▶ INFORMATION SUPPLIED
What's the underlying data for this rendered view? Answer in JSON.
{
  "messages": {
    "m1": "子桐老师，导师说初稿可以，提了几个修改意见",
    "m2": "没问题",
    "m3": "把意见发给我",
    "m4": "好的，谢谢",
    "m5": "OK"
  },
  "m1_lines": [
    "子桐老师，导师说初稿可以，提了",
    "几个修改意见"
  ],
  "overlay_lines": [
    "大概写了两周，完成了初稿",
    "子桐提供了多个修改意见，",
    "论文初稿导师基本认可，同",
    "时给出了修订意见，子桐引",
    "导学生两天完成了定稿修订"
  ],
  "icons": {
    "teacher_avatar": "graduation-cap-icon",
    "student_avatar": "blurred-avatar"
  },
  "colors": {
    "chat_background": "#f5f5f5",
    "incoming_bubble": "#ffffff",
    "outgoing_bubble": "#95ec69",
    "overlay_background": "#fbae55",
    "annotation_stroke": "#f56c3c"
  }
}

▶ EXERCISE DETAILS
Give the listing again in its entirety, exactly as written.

▶ RESULT BELOW
What's the underlying data for this rendered view? Answer in JSON.
{
  "messages": {
    "m1": "子桐老师，导师说初稿可以，提了几个修改意见",
    "m2": "没问题",
    "m3": "把意见发给我",
    "m4": "好的，谢谢",
    "m5": "OK"
  },
  "m1_lines": [
    "子桐老师，导师说初稿可以，提了",
    "几个修改意见"
  ],
  "overlay_lines": [
    "大概写了两周，完成了初稿",
    "子桐提供了多个修改意见，",
    "论文初稿导师基本认可，同",
    "时给出了修订意见，子桐引",
    "导学生两天完成了定稿修订"
  ],
  "icons": {
    "teacher_avatar": "graduation-cap-icon",
    "student_avatar": "blurred-avatar"
  },
  "colors": {
    "chat_background": "#f5f5f5",
    "incoming_bubble": "#ffffff",
    "outgoing_bubble": "#95ec69",
    "overlay_background": "#fbae55",
    "annotation_stroke": "#f56c3c"
  }
}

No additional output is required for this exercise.